--- Material provided Enclosed Below ---
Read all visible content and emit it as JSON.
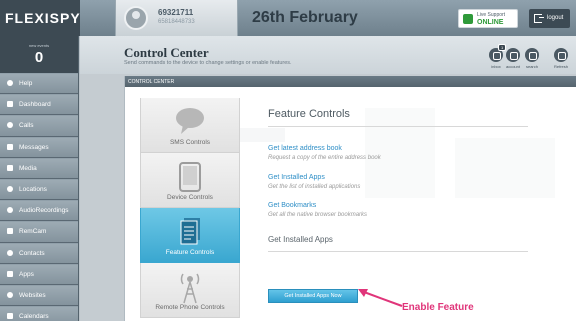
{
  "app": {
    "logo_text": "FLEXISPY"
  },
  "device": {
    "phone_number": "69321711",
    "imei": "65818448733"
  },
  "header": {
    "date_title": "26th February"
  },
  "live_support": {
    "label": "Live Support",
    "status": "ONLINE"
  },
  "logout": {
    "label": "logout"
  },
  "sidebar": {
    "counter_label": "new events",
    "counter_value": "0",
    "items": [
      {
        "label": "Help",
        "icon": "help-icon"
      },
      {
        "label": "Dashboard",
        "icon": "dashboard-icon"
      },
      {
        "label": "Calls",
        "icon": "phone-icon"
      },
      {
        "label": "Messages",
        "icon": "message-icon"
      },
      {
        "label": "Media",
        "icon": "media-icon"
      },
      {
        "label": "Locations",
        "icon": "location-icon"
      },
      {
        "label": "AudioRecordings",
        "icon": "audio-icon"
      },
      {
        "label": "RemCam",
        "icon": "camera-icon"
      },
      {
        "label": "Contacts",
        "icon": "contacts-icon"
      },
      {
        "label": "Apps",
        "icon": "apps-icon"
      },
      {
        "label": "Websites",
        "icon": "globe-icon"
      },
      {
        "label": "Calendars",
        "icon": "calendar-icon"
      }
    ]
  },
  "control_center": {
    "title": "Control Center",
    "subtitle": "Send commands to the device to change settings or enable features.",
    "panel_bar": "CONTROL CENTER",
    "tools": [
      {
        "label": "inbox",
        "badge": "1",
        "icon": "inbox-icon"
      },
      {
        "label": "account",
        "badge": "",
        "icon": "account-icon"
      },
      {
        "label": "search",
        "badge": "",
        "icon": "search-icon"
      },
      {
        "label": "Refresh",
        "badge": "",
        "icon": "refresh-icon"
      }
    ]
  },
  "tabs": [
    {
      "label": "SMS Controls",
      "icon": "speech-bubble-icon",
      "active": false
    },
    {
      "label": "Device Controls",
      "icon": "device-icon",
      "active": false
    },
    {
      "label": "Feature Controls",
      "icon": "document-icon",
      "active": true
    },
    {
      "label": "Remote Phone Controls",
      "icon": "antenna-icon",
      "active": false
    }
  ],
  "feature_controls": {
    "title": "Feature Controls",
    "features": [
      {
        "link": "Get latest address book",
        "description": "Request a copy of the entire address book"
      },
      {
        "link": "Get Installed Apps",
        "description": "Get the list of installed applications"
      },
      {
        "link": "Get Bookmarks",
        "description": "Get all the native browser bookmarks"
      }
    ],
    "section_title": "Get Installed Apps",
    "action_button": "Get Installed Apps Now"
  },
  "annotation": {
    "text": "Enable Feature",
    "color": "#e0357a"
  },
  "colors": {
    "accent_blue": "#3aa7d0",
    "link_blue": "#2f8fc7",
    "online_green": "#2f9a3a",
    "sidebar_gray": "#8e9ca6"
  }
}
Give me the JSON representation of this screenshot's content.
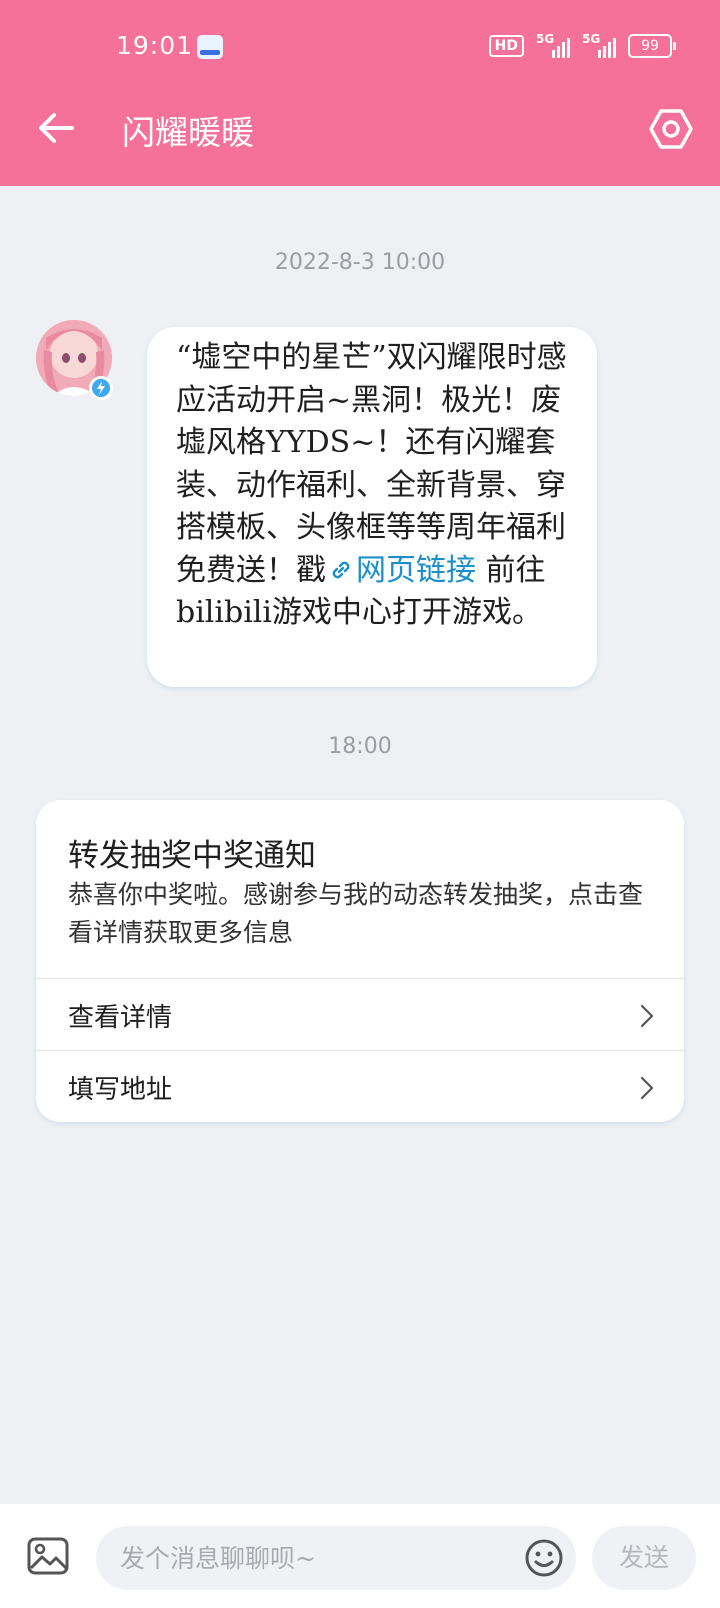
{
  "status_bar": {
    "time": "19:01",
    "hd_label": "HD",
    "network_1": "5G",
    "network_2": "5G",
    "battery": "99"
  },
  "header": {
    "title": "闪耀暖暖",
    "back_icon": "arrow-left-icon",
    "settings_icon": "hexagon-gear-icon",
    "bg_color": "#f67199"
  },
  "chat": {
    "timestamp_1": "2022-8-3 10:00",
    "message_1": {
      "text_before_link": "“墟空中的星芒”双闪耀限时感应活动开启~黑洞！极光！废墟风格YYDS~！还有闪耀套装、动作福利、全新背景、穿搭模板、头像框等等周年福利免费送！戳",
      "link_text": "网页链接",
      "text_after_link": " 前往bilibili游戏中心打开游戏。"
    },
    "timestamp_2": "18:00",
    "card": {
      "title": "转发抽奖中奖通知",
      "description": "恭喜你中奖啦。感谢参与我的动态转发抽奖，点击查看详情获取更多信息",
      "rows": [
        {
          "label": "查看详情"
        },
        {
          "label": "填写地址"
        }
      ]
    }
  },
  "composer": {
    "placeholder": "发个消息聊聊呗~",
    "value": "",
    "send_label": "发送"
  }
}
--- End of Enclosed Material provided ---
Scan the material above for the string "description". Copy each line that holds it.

### Answer
        "description": "Request a copy of the entire address book"
        "description": "Get the list of installed applications"
        "description": "Get all the native browser bookmarks"
      "description": "恭喜你中奖啦。感谢参与我的动态转发抽奖，点击查看详情获取更多信息",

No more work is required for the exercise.